Yet Pat Buchanan, who also called for the U.S. to annex parts of Canada back in a 1989 column, so as to expand the size of our nation's "white tribe"--an idea that Herr Hitler would have no doubt found exhilarating--remains a commentator in good standing on major networks. And so the right, which regularly espouses ideas resonant of the very fascism they would ascribe to Obama, gets a free pass, as they project their own darkest authoritarian desires onto others, with whom they cannot intellectually compete. And so they must bully. They must shout. They must drown out reason with volume.
And beneath it all, they hope that just enough people will listen. Just enough to build a movement rooted in white anger, white fear, white victimology, and the reassertion of white nationhood that they feel has been taken from them.
The question is--and it may be the only one that matters right now--what are we going to do about it, and by "we" I mean especially those of us called white? Are we going to let the hateful throngs define us, for us? Are we going to sit back while they seek to organize a politics of racial backlash in our name? Are we going to merely laugh at them and then move on, figuring that the threat they pose is minimal? Or will we stand up, demand that there are other ways to live in this skin, and choose to stand shoulder-to-shoulder with our black and brown brothers and sisters who are, as they have long been, under such attack in this nation? Will we choose the road of antagonism or allyship?
Make no mistake, the future of the country may very well depend on how we answer.
Tim Wise is the author of four books on race.

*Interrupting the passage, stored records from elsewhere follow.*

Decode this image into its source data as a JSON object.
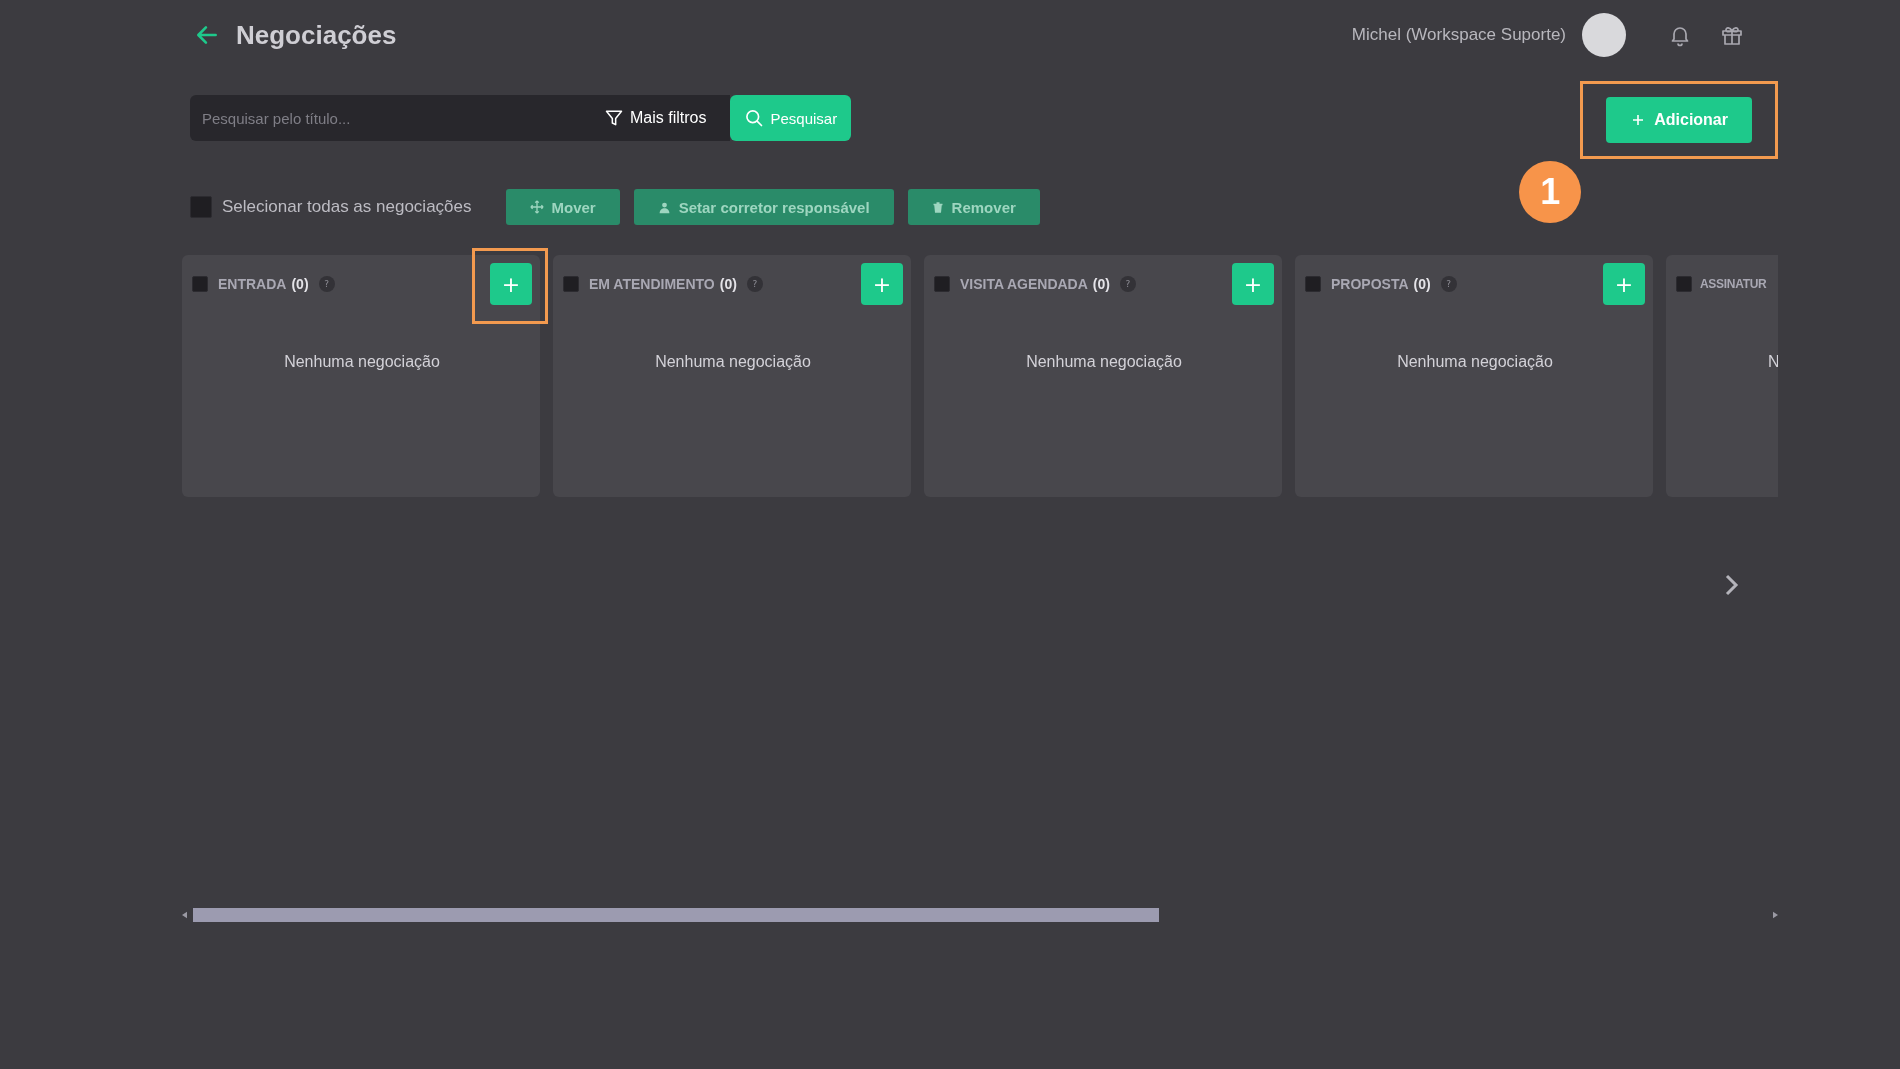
{
  "header": {
    "title": "Negociações",
    "user": "Michel (Workspace Suporte)"
  },
  "search": {
    "placeholder": "Pesquisar pelo título...",
    "filters_label": "Mais filtros",
    "search_label": "Pesquisar"
  },
  "add_button": {
    "label": "Adicionar",
    "highlighted": true
  },
  "annotation_badge": "1",
  "select_all": {
    "label": "Selecionar todas as negociações",
    "checked": false
  },
  "bulk_actions": [
    {
      "label": "Mover",
      "kind": "move"
    },
    {
      "label": "Setar corretor responsável",
      "kind": "assign"
    },
    {
      "label": "Remover",
      "kind": "remove"
    }
  ],
  "columns": [
    {
      "kind": "full",
      "title": "ENTRADA",
      "count": "(0)",
      "help": "?",
      "add": "+",
      "add_highlighted": true,
      "checked": false,
      "empty_text": "Nenhuma negociação"
    },
    {
      "kind": "full",
      "title": "EM ATENDIMENTO",
      "count": "(0)",
      "help": "?",
      "add": "+",
      "add_highlighted": false,
      "checked": false,
      "empty_text": "Nenhuma negociação"
    },
    {
      "kind": "full",
      "title": "VISITA AGENDADA",
      "count": "(0)",
      "help": "?",
      "add": "+",
      "add_highlighted": false,
      "checked": false,
      "empty_text": "Nenhuma negociação"
    },
    {
      "kind": "full",
      "title": "PROPOSTA",
      "count": "(0)",
      "help": "?",
      "add": "+",
      "add_highlighted": false,
      "checked": false,
      "empty_text": "Nenhuma negociação"
    },
    {
      "kind": "partial",
      "title": "ASSINATUR",
      "checked": false,
      "empty_text": "N"
    }
  ]
}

His latest is, Between Barack and a Hard Place: Racism and White Denial in the Age of Obama (City Lights, 2009).